Why does one go to see a legend perform? Optimism or curiosity? Dave Mason, founding member (with Steve Winwood) of the 60's band Traffic, answered a few questions with his performance at Temple B'nai Jeshurun.
He's obviously not the 22-year-old kid who recorded "Feelin ' Alright" in 1968. He's lost the hair and gained some weight, but he still has that guitar and a repertoire that may surprise you when you realize how many of his songs you know.
"Only You Know And I Know,, "Every Woman," "40.000 Headmen," "World in Changes," and "We Just Disagree," to name a few, were played more than competently by his talented touring band but lacked a certain spark. Mason is not a showman, but he commanded attention when he got into his solos and started to really get into the song. He left the showmanship to bassist Gerald Johnson, whose antics were amusing but a bit tiresome after awhile. Johnson got his shot at vocals with Jimmy Reed's "Baby What You Want Me To Do."
The newer songs in Mason's songbook were also blues tunes. One of the few covers was Dylan's "All Along The Watchtower," done in the style of long-gone friend Jimi Hendrix. While his voice has lost something, his guitar playing has not. There was a lot for a fan to enjoy in a solid show that did not reach for new heights, but did not tarnish the legend, either.
Pete Fornatale, long time New York DJ, opened the show with a multi-media presentation based loosely on his new book about Woodstock titled "Back To The Garden." While he was not actually at the legendary event, he reported on it and has enough background trivia and interesting clips to provide a time capsule view of the era.

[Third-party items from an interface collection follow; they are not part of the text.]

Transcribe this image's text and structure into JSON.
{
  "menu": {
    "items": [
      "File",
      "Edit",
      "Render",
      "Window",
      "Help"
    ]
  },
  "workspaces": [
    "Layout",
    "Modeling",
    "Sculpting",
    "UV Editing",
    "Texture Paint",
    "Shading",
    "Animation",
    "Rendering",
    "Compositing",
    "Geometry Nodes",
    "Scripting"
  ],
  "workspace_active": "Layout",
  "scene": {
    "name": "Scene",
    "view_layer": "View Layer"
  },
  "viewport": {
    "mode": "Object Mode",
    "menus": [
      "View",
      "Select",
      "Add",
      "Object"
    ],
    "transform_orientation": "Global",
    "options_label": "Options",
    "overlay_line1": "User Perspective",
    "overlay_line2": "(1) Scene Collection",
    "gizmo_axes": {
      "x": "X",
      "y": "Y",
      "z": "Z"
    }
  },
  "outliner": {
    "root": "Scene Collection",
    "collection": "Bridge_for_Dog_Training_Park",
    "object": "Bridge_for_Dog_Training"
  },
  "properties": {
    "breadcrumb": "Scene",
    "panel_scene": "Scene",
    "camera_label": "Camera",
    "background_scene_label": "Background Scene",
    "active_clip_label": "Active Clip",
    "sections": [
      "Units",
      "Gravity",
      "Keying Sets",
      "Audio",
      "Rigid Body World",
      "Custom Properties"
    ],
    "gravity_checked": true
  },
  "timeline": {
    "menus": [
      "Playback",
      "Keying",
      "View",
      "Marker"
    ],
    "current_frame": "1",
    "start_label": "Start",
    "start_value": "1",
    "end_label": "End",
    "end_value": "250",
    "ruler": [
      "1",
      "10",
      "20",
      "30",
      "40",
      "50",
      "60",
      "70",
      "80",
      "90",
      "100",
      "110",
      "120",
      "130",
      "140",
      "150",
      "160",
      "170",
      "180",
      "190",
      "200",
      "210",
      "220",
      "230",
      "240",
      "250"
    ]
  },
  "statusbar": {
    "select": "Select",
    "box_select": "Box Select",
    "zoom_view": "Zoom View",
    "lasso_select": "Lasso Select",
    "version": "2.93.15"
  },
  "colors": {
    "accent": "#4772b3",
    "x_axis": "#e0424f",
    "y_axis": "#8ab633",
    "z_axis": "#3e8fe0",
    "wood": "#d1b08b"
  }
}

High points were a very amusing video that claimed to provide the actual words that Joe Cocker sang during classic his performance of "With a Little Help from My Friends". (You can see it here. Also, a brilliant juggling act that he somehow related to the Beatles not being at Woodstock is also worth watching (See that here).
Both performers signed books and memorabilia in a pre-show get-together for premium ticket holders. Mason also autographed a guitar that was auctioned off for the benefit of a charity that he supports, "Work Vessels For Veterans" (more info here). Proceeds from the concert were earmarked by Temple B’nai Jeshurun for various local community-based charitable organizations and nonprofit groups.
Just a last note on the venue: In what is starting to look like a trend, the show was held in the main sanctuary at Temple B'Nai Jeshurun. You can't argue with the acoustics in a room like that. But for anyone who grew up going to temple on shabbos, it's a bit odd to see an aging Englishman and his electric band singing "Dear Mr. Fantasy" in front of an ark full of Torahs.
Not, I suppose, that there's anything wrong with that.